Individuals can perform a simple case search in Illinois through the state court record database. Or by contacting the court clerk at the court where the case was filed.5
Where To Find My Illinois Case Net?
Illinois court cases are held in the courts where they were filed and can be requested by contacting the court clerk.
What Is Illinois Court Records Judici?
Judici is a third party company that offers court record services to attorneys and legal professionals across the state of Illinois.
What Is Illinois Circuit Court Case Lookup?
Individuals can use the Illinois online court case lookup to find and request court records including civil records, circuit court records and criminal records.5
Can You Request CCAP Illinois Public Records?
CCAP is a division of the Illinois Department of Health. Since they are a public agency, they are subject to the freedom of information act so individuals should be able to contact them with any records request that they may have.
1Cook County Government. (2023). Court Records and Archives. Cook County Government Illinois. Retrieved January 3, 2023, from <https://www.cookcountyil.gov/service/court-records-and-archives>
2Federal Bureau of Investigation. (2023). Identity History Summary Checks (Rap Sheets). Federal Bureau of Investigation. Retrieved January 3, 2023, from <https://www.fbi.gov/how-we-can-help-you/more-fbi-services-and-information/identity-history-summary-checks>
3Illinois Attorney General. (2023). Illinois Domestic Violence Act: Orders of Protection. Illinois Attorney General. Retrieved January 3, 2023, from <https://illinoisattorneygeneral.gov/women/ordersofprotection.html>
4Illinois Attorney General. (2023). Illinois Orders of Protection and No Contact Orders. Illinois Attorney General. Retrieved January 3, 2023, from <https://illinoisattorneygeneral.gov/women/OrdersofProtectionPoster.pdf>
5Illinois Courts. (2023). Helpful Resources for the Public. Illinois Courts. Retrieved January 3, 2023, from <https://www.illinoiscourts.gov/public>
6Illinois General Assembly by the Legislative Information System. (2023). (740 ILCS 22/) Civil No Contact Order Act. Illinois General Assembly. Retrieved January 3, 2023, from <https://www.ilga.gov/legislation/ilcs/ilcs5.asp?ActID=2491&ChapterID=57>
7Office of Information Policy (OIP) U.S. Department of Justice. (2023). Freedom of Information Act Homepage. Freedom of Information Act. Retrieved January 3, 2023, from <https://www.foia.gov/>
8State of Illinois. (2023). Case Search. Illinois Commerce Commission. Retrieved January 3, 2023, from <https://icc.illinois.gov/docket/search/cases>
9State of Illinois. (2023). Find Public Records. Illinois.gov. Retrieved January 3, 2023, from <https://www.illinois.gov/services/service.public-records.html>

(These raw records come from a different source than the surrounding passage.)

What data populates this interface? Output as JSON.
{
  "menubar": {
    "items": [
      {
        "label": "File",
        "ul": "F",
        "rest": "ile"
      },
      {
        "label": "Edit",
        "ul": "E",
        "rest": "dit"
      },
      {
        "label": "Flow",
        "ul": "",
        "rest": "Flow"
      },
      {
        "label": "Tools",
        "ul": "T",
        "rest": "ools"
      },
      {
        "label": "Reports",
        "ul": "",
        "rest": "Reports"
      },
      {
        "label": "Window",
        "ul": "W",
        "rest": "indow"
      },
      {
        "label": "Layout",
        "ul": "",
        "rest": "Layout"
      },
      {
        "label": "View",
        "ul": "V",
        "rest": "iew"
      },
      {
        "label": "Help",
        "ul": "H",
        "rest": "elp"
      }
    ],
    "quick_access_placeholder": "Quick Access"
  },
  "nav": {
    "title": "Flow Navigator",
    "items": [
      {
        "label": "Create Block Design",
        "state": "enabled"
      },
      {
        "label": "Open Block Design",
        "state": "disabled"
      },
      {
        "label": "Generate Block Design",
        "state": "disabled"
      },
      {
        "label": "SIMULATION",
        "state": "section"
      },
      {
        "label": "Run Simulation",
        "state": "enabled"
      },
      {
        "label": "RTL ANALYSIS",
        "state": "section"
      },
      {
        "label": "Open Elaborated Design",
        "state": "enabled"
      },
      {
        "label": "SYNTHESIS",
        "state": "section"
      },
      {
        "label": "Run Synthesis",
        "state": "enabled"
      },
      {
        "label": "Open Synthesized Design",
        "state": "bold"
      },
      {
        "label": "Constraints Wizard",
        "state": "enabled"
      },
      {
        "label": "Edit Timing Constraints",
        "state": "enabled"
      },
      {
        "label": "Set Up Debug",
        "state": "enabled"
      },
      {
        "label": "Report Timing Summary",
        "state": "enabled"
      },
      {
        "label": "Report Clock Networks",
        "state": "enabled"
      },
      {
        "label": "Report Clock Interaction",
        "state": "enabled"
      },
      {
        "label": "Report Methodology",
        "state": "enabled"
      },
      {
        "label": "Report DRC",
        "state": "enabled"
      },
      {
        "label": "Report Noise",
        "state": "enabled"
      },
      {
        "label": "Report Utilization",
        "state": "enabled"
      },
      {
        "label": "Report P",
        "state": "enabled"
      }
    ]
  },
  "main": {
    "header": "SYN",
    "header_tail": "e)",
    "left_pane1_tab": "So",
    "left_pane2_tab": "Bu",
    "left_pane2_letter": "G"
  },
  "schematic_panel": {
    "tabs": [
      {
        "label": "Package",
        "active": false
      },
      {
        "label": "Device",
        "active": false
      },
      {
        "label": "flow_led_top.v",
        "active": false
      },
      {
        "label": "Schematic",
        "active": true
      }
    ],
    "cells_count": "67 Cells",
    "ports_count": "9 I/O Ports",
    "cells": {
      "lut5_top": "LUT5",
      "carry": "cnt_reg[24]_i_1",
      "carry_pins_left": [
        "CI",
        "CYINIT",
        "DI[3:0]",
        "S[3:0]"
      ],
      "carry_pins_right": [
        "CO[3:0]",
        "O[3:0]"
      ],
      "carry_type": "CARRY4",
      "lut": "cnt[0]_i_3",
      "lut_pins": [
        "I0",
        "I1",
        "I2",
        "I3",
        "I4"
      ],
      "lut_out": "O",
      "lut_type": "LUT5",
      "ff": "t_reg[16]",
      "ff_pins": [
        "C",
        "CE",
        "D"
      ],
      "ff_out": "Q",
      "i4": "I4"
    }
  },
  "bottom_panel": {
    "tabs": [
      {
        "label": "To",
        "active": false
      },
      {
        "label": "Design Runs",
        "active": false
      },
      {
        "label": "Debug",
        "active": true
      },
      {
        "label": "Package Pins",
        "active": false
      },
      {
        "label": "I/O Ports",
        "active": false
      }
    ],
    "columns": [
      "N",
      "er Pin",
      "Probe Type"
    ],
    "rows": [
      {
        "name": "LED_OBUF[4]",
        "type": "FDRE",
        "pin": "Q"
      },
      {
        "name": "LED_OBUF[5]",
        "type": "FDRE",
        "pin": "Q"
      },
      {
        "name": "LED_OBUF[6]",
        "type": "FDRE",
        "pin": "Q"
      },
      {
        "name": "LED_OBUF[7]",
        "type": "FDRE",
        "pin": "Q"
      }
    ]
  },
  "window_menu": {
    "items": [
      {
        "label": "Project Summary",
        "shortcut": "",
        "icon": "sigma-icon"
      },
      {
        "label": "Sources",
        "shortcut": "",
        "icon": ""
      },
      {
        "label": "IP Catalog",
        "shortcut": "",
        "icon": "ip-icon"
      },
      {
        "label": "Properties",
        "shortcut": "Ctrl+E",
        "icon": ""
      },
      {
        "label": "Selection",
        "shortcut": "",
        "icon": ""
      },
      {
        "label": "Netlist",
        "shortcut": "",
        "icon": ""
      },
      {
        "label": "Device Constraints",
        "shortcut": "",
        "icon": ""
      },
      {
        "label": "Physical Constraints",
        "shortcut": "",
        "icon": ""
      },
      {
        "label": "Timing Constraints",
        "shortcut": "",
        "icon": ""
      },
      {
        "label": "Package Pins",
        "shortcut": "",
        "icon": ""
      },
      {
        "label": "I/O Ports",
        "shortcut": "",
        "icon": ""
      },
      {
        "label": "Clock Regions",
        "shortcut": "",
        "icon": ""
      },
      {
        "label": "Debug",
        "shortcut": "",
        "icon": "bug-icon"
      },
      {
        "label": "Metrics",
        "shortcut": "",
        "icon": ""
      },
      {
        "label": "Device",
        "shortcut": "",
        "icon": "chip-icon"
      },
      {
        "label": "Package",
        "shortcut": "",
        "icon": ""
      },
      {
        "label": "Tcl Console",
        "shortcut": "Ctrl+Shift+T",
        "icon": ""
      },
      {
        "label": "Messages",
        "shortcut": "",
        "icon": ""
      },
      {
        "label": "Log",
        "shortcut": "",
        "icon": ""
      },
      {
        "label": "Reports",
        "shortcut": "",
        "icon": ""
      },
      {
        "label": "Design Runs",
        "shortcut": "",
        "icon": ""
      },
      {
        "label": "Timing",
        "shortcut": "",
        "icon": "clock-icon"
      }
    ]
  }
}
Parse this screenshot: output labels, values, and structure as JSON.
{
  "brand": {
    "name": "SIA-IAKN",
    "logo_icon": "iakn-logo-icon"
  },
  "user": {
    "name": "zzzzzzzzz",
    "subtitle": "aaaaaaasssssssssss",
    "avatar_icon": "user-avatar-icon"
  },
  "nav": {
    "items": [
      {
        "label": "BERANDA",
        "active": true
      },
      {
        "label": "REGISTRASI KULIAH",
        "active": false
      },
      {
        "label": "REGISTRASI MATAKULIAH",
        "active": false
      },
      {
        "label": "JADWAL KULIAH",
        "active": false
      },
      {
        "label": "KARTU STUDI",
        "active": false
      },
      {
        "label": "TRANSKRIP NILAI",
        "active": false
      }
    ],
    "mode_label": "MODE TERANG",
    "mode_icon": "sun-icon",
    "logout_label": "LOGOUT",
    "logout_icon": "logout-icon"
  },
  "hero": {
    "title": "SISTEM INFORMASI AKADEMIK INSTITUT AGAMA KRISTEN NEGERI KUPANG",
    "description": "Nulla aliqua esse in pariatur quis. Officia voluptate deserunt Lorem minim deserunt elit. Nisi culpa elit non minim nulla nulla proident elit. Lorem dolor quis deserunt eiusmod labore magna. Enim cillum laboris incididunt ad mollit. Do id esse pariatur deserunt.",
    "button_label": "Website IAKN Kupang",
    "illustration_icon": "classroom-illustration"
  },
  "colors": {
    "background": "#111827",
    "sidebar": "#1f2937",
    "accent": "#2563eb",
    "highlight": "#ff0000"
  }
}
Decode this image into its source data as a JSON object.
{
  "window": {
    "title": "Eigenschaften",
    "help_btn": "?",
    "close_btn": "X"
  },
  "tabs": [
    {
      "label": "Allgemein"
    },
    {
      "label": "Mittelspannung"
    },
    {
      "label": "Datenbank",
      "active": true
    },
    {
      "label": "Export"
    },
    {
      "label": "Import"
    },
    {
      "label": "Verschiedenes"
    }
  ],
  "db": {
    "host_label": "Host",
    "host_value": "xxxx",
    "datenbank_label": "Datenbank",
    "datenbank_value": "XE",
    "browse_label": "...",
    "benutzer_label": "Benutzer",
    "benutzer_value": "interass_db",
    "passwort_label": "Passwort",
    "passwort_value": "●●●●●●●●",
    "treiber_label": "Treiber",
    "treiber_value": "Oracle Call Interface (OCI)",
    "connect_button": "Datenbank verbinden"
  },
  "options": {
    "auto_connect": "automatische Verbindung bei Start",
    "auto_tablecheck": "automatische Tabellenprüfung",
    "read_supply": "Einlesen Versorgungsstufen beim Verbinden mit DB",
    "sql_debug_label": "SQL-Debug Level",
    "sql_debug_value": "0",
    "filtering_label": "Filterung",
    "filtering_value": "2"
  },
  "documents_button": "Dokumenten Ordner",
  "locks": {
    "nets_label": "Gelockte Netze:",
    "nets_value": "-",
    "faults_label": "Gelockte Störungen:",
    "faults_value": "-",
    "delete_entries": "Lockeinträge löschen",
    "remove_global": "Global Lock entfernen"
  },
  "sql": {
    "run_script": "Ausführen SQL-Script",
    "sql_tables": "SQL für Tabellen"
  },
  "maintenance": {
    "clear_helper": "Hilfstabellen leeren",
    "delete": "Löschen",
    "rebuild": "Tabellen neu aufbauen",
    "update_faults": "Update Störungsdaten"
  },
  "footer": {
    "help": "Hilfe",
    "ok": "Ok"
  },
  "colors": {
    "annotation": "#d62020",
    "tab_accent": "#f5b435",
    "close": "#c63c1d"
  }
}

10Illinois Department of Human Services. (2023). Child Care Assistance Program (CCAP). Illinois Department of Human Services. Retrieved January 3, 2023, from <https://www.dhs.state.il.us/page.aspx?item=30355>
11United States Government. (2023). Fair Credit Reporting Act. Federal Trade Commission. Retrieved January 3, 2023, from <https://www.ftc.gov/legal-library/browse/statutes/fair-credit-reporting-act>